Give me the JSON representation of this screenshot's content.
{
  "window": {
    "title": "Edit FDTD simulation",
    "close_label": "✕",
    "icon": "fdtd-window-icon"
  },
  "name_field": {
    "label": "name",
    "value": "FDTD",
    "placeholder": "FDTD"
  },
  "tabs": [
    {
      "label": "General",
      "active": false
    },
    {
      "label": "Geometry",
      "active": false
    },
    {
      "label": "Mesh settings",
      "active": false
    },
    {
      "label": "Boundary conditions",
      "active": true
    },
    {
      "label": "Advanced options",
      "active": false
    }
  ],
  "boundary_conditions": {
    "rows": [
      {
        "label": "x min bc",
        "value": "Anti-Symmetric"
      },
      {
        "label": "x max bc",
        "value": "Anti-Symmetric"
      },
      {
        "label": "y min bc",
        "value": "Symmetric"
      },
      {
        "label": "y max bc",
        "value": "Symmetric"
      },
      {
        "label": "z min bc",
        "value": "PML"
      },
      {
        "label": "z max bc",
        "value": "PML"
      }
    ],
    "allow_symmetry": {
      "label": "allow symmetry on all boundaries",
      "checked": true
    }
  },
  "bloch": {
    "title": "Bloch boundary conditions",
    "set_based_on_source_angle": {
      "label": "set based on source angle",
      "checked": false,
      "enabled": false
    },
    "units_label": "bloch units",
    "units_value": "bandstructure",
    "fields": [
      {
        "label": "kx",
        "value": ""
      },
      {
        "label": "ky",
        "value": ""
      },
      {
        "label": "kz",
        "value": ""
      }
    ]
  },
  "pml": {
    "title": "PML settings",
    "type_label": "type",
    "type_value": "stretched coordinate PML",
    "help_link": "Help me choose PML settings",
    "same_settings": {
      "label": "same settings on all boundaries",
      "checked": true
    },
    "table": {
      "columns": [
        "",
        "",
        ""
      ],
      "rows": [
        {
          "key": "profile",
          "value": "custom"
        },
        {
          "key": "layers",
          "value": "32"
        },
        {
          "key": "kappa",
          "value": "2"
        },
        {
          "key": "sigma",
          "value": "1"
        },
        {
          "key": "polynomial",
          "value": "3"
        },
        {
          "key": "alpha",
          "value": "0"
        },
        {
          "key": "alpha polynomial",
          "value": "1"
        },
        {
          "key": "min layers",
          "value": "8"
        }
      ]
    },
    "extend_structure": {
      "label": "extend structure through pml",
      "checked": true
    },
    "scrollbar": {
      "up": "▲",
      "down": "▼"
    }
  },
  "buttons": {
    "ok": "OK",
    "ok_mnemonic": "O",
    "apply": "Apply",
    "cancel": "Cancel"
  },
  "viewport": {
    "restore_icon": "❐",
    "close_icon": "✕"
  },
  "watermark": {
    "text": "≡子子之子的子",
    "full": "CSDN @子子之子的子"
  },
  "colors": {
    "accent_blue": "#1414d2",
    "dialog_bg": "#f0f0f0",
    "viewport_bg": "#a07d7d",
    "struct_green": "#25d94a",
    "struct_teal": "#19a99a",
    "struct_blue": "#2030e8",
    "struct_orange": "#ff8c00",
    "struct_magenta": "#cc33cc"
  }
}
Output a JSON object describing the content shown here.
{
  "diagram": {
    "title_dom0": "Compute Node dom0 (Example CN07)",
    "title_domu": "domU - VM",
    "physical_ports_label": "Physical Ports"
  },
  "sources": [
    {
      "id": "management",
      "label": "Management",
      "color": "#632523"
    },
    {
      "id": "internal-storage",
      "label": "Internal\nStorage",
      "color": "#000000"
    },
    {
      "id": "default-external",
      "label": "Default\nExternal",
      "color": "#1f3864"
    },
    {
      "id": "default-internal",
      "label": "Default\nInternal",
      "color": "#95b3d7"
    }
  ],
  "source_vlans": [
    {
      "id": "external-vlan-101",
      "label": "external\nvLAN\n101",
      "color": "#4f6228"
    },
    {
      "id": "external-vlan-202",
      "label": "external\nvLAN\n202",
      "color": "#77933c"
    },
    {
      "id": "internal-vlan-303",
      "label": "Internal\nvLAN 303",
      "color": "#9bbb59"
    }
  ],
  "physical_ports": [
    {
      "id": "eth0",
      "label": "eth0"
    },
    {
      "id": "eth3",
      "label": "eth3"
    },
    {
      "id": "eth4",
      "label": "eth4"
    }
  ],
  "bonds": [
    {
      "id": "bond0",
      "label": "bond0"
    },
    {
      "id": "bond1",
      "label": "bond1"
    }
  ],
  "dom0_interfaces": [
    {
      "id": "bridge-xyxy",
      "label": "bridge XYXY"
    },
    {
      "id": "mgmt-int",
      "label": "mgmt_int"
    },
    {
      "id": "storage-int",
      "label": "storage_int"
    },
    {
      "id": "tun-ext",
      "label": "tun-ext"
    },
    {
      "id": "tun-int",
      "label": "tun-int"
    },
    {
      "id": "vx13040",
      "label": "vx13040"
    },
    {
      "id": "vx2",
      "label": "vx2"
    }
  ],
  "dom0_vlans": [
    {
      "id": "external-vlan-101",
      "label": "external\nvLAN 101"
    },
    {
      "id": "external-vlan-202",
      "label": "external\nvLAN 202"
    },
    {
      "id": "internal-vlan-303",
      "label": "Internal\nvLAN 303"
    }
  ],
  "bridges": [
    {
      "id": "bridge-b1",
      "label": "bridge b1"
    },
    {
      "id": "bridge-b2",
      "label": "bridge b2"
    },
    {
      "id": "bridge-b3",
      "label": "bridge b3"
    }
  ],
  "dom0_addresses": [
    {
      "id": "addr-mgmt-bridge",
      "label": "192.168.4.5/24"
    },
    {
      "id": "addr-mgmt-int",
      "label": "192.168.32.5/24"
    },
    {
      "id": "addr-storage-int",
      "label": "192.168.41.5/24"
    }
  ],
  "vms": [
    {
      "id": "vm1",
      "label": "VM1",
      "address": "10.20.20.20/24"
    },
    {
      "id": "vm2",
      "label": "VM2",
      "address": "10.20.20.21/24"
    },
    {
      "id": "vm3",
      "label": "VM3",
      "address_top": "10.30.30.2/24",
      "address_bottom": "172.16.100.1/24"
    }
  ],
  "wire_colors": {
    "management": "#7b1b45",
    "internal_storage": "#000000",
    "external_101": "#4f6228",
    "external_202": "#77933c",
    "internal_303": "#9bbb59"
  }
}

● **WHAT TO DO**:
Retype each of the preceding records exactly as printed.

● **TASK OUTPUT**:
Give me the JSON representation of this screenshot's content.
{
  "window": {
    "title": "Edit FDTD simulation",
    "close_label": "✕",
    "icon": "fdtd-window-icon"
  },
  "name_field": {
    "label": "name",
    "value": "FDTD",
    "placeholder": "FDTD"
  },
  "tabs": [
    {
      "label": "General",
      "active": false
    },
    {
      "label": "Geometry",
      "active": false
    },
    {
      "label": "Mesh settings",
      "active": false
    },
    {
      "label": "Boundary conditions",
      "active": true
    },
    {
      "label": "Advanced options",
      "active": false
    }
  ],
  "boundary_conditions": {
    "rows": [
      {
        "label": "x min bc",
        "value": "Anti-Symmetric"
      },
      {
        "label": "x max bc",
        "value": "Anti-Symmetric"
      },
      {
        "label": "y min bc",
        "value": "Symmetric"
      },
      {
        "label": "y max bc",
        "value": "Symmetric"
      },
      {
        "label": "z min bc",
        "value": "PML"
      },
      {
        "label": "z max bc",
        "value": "PML"
      }
    ],
    "allow_symmetry": {
      "label": "allow symmetry on all boundaries",
      "checked": true
    }
  },
  "bloch": {
    "title": "Bloch boundary conditions",
    "set_based_on_source_angle": {
      "label": "set based on source angle",
      "checked": false,
      "enabled": false
    },
    "units_label": "bloch units",
    "units_value": "bandstructure",
    "fields": [
      {
        "label": "kx",
        "value": ""
      },
      {
        "label": "ky",
        "value": ""
      },
      {
        "label": "kz",
        "value": ""
      }
    ]
  },
  "pml": {
    "title": "PML settings",
    "type_label": "type",
    "type_value": "stretched coordinate PML",
    "help_link": "Help me choose PML settings",
    "same_settings": {
      "label": "same settings on all boundaries",
      "checked": true
    },
    "table": {
      "columns": [
        "",
        "",
        ""
      ],
      "rows": [
        {
          "key": "profile",
          "value": "custom"
        },
        {
          "key": "layers",
          "value": "32"
        },
        {
          "key": "kappa",
          "value": "2"
        },
        {
          "key": "sigma",
          "value": "1"
        },
        {
          "key": "polynomial",
          "value": "3"
        },
        {
          "key": "alpha",
          "value": "0"
        },
        {
          "key": "alpha polynomial",
          "value": "1"
        },
        {
          "key": "min layers",
          "value": "8"
        }
      ]
    },
    "extend_structure": {
      "label": "extend structure through pml",
      "checked": true
    },
    "scrollbar": {
      "up": "▲",
      "down": "▼"
    }
  },
  "buttons": {
    "ok": "OK",
    "ok_mnemonic": "O",
    "apply": "Apply",
    "cancel": "Cancel"
  },
  "viewport": {
    "restore_icon": "❐",
    "close_icon": "✕"
  },
  "watermark": {
    "text": "≡子子之子的子",
    "full": "CSDN @子子之子的子"
  },
  "colors": {
    "accent_blue": "#1414d2",
    "dialog_bg": "#f0f0f0",
    "viewport_bg": "#a07d7d",
    "struct_green": "#25d94a",
    "struct_teal": "#19a99a",
    "struct_blue": "#2030e8",
    "struct_orange": "#ff8c00",
    "struct_magenta": "#cc33cc"
  }
}
Output a JSON object describing the content shown here.
{
  "diagram": {
    "title_dom0": "Compute Node dom0 (Example CN07)",
    "title_domu": "domU - VM",
    "physical_ports_label": "Physical Ports"
  },
  "sources": [
    {
      "id": "management",
      "label": "Management",
      "color": "#632523"
    },
    {
      "id": "internal-storage",
      "label": "Internal\nStorage",
      "color": "#000000"
    },
    {
      "id": "default-external",
      "label": "Default\nExternal",
      "color": "#1f3864"
    },
    {
      "id": "default-internal",
      "label": "Default\nInternal",
      "color": "#95b3d7"
    }
  ],
  "source_vlans": [
    {
      "id": "external-vlan-101",
      "label": "external\nvLAN\n101",
      "color": "#4f6228"
    },
    {
      "id": "external-vlan-202",
      "label": "external\nvLAN\n202",
      "color": "#77933c"
    },
    {
      "id": "internal-vlan-303",
      "label": "Internal\nvLAN 303",
      "color": "#9bbb59"
    }
  ],
  "physical_ports": [
    {
      "id": "eth0",
      "label": "eth0"
    },
    {
      "id": "eth3",
      "label": "eth3"
    },
    {
      "id": "eth4",
      "label": "eth4"
    }
  ],
  "bonds": [
    {
      "id": "bond0",
      "label": "bond0"
    },
    {
      "id": "bond1",
      "label": "bond1"
    }
  ],
  "dom0_interfaces": [
    {
      "id": "bridge-xyxy",
      "label": "bridge XYXY"
    },
    {
      "id": "mgmt-int",
      "label": "mgmt_int"
    },
    {
      "id": "storage-int",
      "label": "storage_int"
    },
    {
      "id": "tun-ext",
      "label": "tun-ext"
    },
    {
      "id": "tun-int",
      "label": "tun-int"
    },
    {
      "id": "vx13040",
      "label": "vx13040"
    },
    {
      "id": "vx2",
      "label": "vx2"
    }
  ],
  "dom0_vlans": [
    {
      "id": "external-vlan-101",
      "label": "external\nvLAN 101"
    },
    {
      "id": "external-vlan-202",
      "label": "external\nvLAN 202"
    },
    {
      "id": "internal-vlan-303",
      "label": "Internal\nvLAN 303"
    }
  ],
  "bridges": [
    {
      "id": "bridge-b1",
      "label": "bridge b1"
    },
    {
      "id": "bridge-b2",
      "label": "bridge b2"
    },
    {
      "id": "bridge-b3",
      "label": "bridge b3"
    }
  ],
  "dom0_addresses": [
    {
      "id": "addr-mgmt-bridge",
      "label": "192.168.4.5/24"
    },
    {
      "id": "addr-mgmt-int",
      "label": "192.168.32.5/24"
    },
    {
      "id": "addr-storage-int",
      "label": "192.168.41.5/24"
    }
  ],
  "vms": [
    {
      "id": "vm1",
      "label": "VM1",
      "address": "10.20.20.20/24"
    },
    {
      "id": "vm2",
      "label": "VM2",
      "address": "10.20.20.21/24"
    },
    {
      "id": "vm3",
      "label": "VM3",
      "address_top": "10.30.30.2/24",
      "address_bottom": "172.16.100.1/24"
    }
  ],
  "wire_colors": {
    "management": "#7b1b45",
    "internal_storage": "#000000",
    "external_101": "#4f6228",
    "external_202": "#77933c",
    "internal_303": "#9bbb59"
  }
}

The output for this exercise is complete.